Sally-Anne Whybrow of Healthcare Finance for Siemens Financial Services in the UK, examines how smart finance is helping meet customer demand in the growing aesthetic surgery sector
An ever-increasing number of women and men are making the decision to undergo aesthetic (or plastic) surgery. In 2015 a record number of over 51,000 Britons underwent plastic surgery with breast augmentation being the most popular for women and eyelid and facial surgery for men1. A recent fluctuation in 2016 saw plastic surgery procedure totals for women and men combined dipping to below 31,0002. Nevertheless, the industry remains buoyant with enquiries to plastic surgery clinics for less invasive procedures, such as mini-facelifts up 589% in the last three months of 20163.
The plastic surgery sector needs to be ready and equipped to respond to the latest trends and fashions. Breast augmentation, for example, continues to be the most popular procedure for women (7,732 procedures in 2016)2.
There has been a significant rise, however, in enquiries regarding vaginoplasty and rhinoplasty operations3; which some experts believe is linked to publicity surrounding celebrities who have openly undergone these procedures. Increasingly, plastic surgeons are also seeing a trend towards less aggressive and less invasive procedures that can be carried out more quickly, often without the need for an overnight hospital stay3.
Advances in technology now mean there is a host of options for innovative plastic surgeons and clinics, such as micro-surgery, leaving minimal or no visible scarring; computer-assisted imaging that improves accuracy and efficiency4, and 3D printing that allows patients to see a model of the results their procedure will achieve5. 3D printing is also being used in reconstructive procedures allowing pioneering surgery to create replica body parts6.
Plastic surgery is still a relatively small specialty, but the number of consultant posts has doubled in the last 20 years7, and there are now more than 1,000 plastic surgery clinics in the UK3. As the market continues to grow, clinics need to remain competitive and this means offering the very latest techniques and using state-of-the-art technology.
It can, however, be difficult for some clinic owners to finance growth and investment in surgical resources. Keeping pace with technological advancements requires considerable capital expenditure, which clinics may struggle to achieve. Against this background, acquiring the latest plastic surgery technology may seem out of reach for many providers. In many instances, the plastic surgery sector is caught in a predicament where budget limitations are hampering the ability to make essential investments that play a key role in increasing the range, productivity, and efficiency of services.
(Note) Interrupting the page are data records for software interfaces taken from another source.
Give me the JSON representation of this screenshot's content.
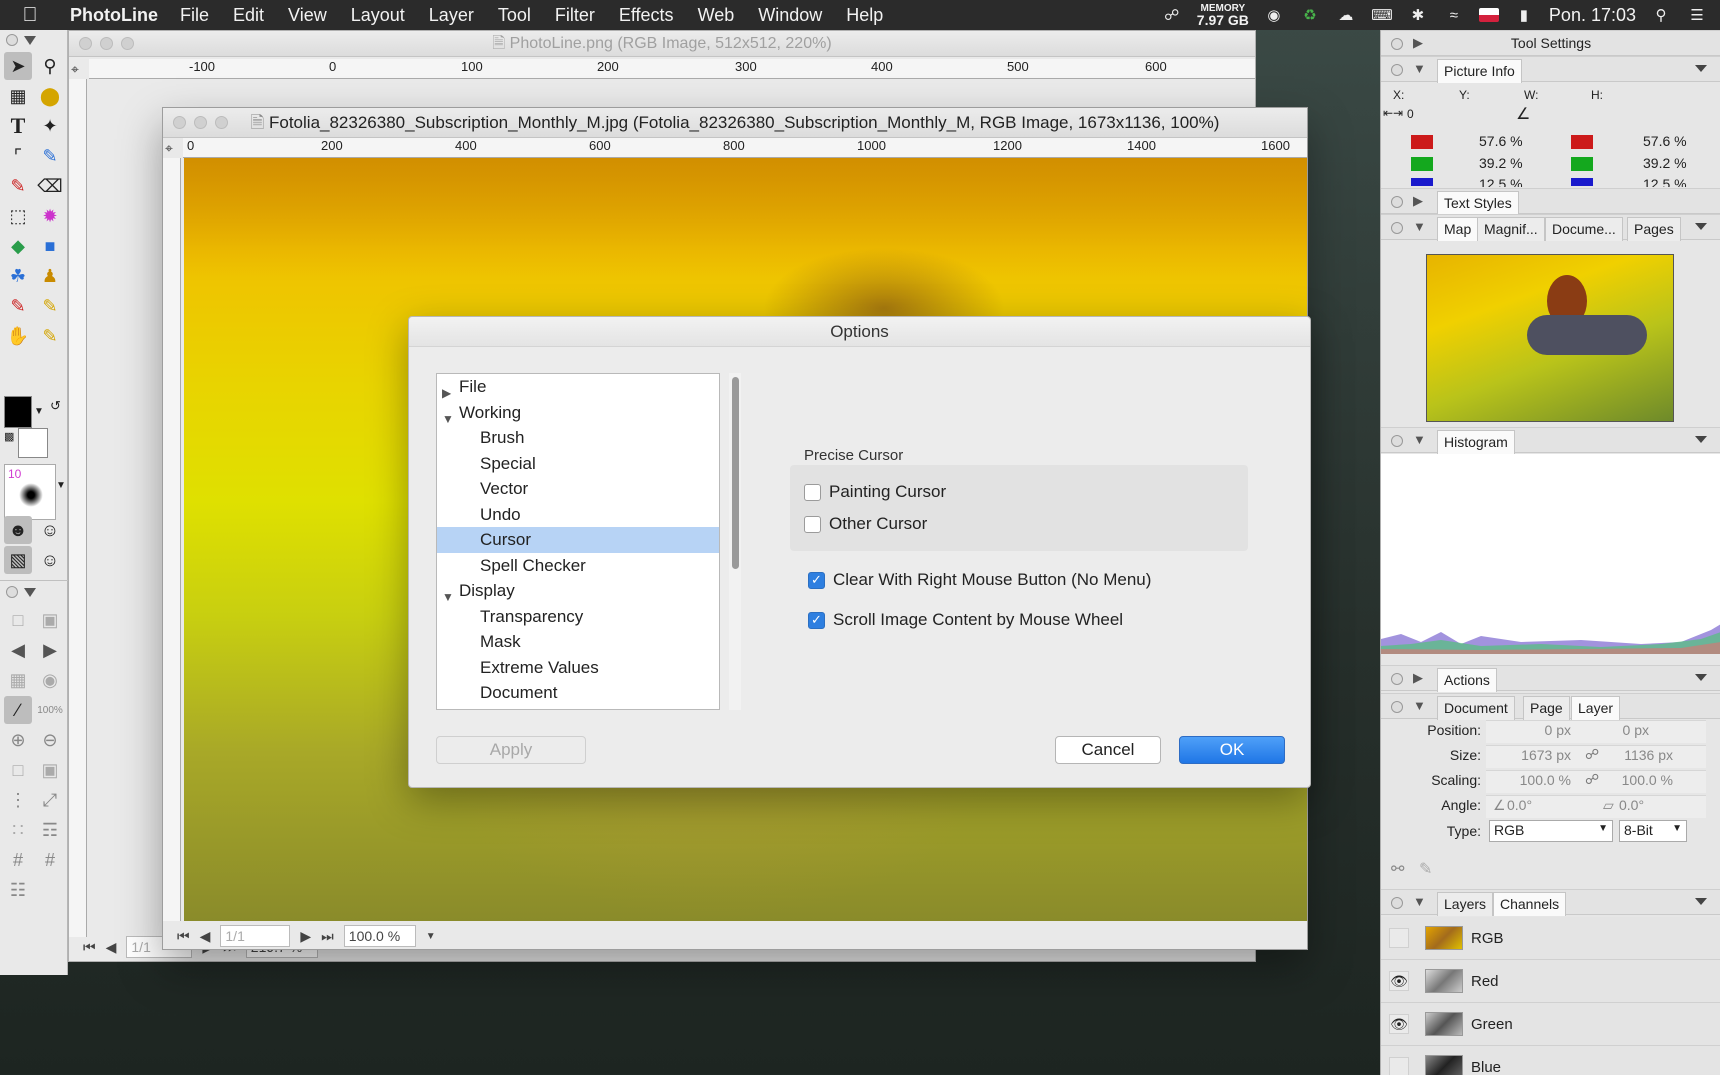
{
  "menubar": {
    "app_name": "PhotoLine",
    "items": [
      "File",
      "Edit",
      "View",
      "Layout",
      "Layer",
      "Tool",
      "Filter",
      "Effects",
      "Web",
      "Window",
      "Help"
    ],
    "memory_label": "MEMORY",
    "memory_value": "7.97 GB",
    "clock": "Pon. 17:03"
  },
  "main_window": {
    "title": "PhotoLine.png (RGB Image, 512x512, 220%)",
    "ruler_h_labels": [
      "-100",
      "0",
      "100",
      "200",
      "300",
      "400",
      "500",
      "600"
    ],
    "status_page": "1/1",
    "status_zoom": "219.7 %"
  },
  "image_window": {
    "title": "Fotolia_82326380_Subscription_Monthly_M.jpg (Fotolia_82326380_Subscription_Monthly_M, RGB Image, 1673x1136, 100%)",
    "ruler_h_labels": [
      "0",
      "200",
      "400",
      "600",
      "800",
      "1000",
      "1200",
      "1400",
      "1600"
    ],
    "status_page": "1/1",
    "status_zoom": "100.0 %"
  },
  "dialog": {
    "title": "Options",
    "tree": [
      {
        "label": "File",
        "level": 0,
        "expanded": false
      },
      {
        "label": "Working",
        "level": 0,
        "expanded": true
      },
      {
        "label": "Brush",
        "level": 1
      },
      {
        "label": "Special",
        "level": 1
      },
      {
        "label": "Vector",
        "level": 1
      },
      {
        "label": "Undo",
        "level": 1
      },
      {
        "label": "Cursor",
        "level": 1,
        "selected": true
      },
      {
        "label": "Spell Checker",
        "level": 1
      },
      {
        "label": "Display",
        "level": 0,
        "expanded": true
      },
      {
        "label": "Transparency",
        "level": 1
      },
      {
        "label": "Mask",
        "level": 1
      },
      {
        "label": "Extreme Values",
        "level": 1
      },
      {
        "label": "Document",
        "level": 1
      }
    ],
    "group_label": "Precise Cursor",
    "painting_cursor": {
      "label": "Painting Cursor",
      "checked": false
    },
    "other_cursor": {
      "label": "Other Cursor",
      "checked": false
    },
    "clear_right": {
      "label": "Clear With Right Mouse Button (No Menu)",
      "checked": true
    },
    "scroll_wheel": {
      "label": "Scroll Image Content by Mouse Wheel",
      "checked": true
    },
    "apply_label": "Apply",
    "cancel_label": "Cancel",
    "ok_label": "OK"
  },
  "right": {
    "tool_settings": "Tool Settings",
    "picture_info": "Picture Info",
    "info_labels": {
      "x": "X:",
      "y": "Y:",
      "w": "W:",
      "h": "H:",
      "zero": "0"
    },
    "rgb": [
      {
        "value": "57.6 %",
        "color": "#cc1a1a"
      },
      {
        "value": "39.2 %",
        "color": "#14a81e"
      },
      {
        "value": "12.5 %",
        "color": "#1a1acc"
      }
    ],
    "text_styles": "Text Styles",
    "nav_tabs": [
      "Map",
      "Magnif...",
      "Docume...",
      "Pages"
    ],
    "histogram": "Histogram",
    "actions": "Actions",
    "doc_tabs": [
      "Document",
      "Page",
      "Layer"
    ],
    "props": {
      "position_label": "Position:",
      "position_x": "0 px",
      "position_y": "0 px",
      "size_label": "Size:",
      "size_w": "1673 px",
      "size_h": "1136 px",
      "scaling_label": "Scaling:",
      "scaling_x": "100.0 %",
      "scaling_y": "100.0 %",
      "angle_label": "Angle:",
      "angle_a": "0.0°",
      "angle_b": "0.0°",
      "type_label": "Type:",
      "type_value": "RGB",
      "depth_value": "8-Bit"
    },
    "layer_tabs": [
      "Layers",
      "Channels"
    ],
    "channels": [
      {
        "name": "RGB",
        "visible": false
      },
      {
        "name": "Red",
        "visible": true
      },
      {
        "name": "Green",
        "visible": true
      },
      {
        "name": "Blue",
        "visible": false
      }
    ]
  }
}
To this end, asset financing techniques, such as leasing, are emerging as an increasingly popular, cost-effective investment-enabler.
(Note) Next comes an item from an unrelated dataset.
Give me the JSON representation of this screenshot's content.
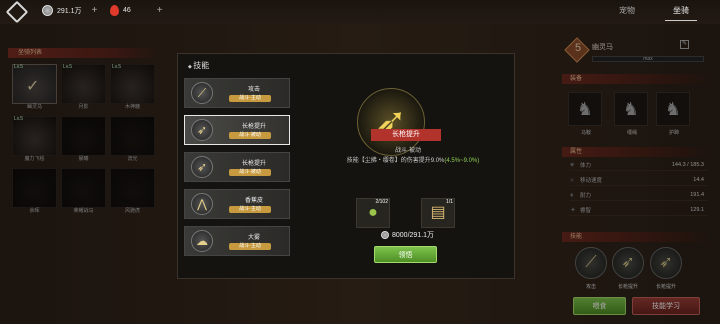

Such financing techniques spread the cost of the equipment over an agreed financing period, with regular finance payments arranged to align with the expected efficiency gains and income streams enabled by the use of the latest technology. This removes the need for a large initial capital outlay and enables immediate access to up-to-date equipment despite tight budgets. Plastic surgery clinics can thereby deploy precious funds in other areas, for example, to improve service quality, such as staff development and marketing. Financing arrangements can potentially also cover other costs such as equipment installation, as well as introduce the flexibility of future technology upgrades in line with technological developments.
Tailored, all-encompassing financing packages tend to be offered by specialist healthcare financiers who have an in-depth understanding of production technology and its applications. They understand the profound impact up-to-date technology can bring to the daily operation and can expertly evaluate any associated risks. They are, therefore, more capable of creating customised financing packages that fit the specific requirements of a plastic surgery establishment — for instance, flexing the financing period to suit the organisation’s cash flow. This contrasts with the standard financing terms usually available from generalist financiers who often lack a thorough understanding of the plastic surgery sector as well as technical expertise.
As the plastic surgery sector grows and becomes crowded, clinics need to find new ways to stay competitive and meet the needs of their customers by embracing all that new technology has to offer. Alternative financing is an increasingly popular way for clinics to invest in the latest technology to grow their business and offer their customers the results they want.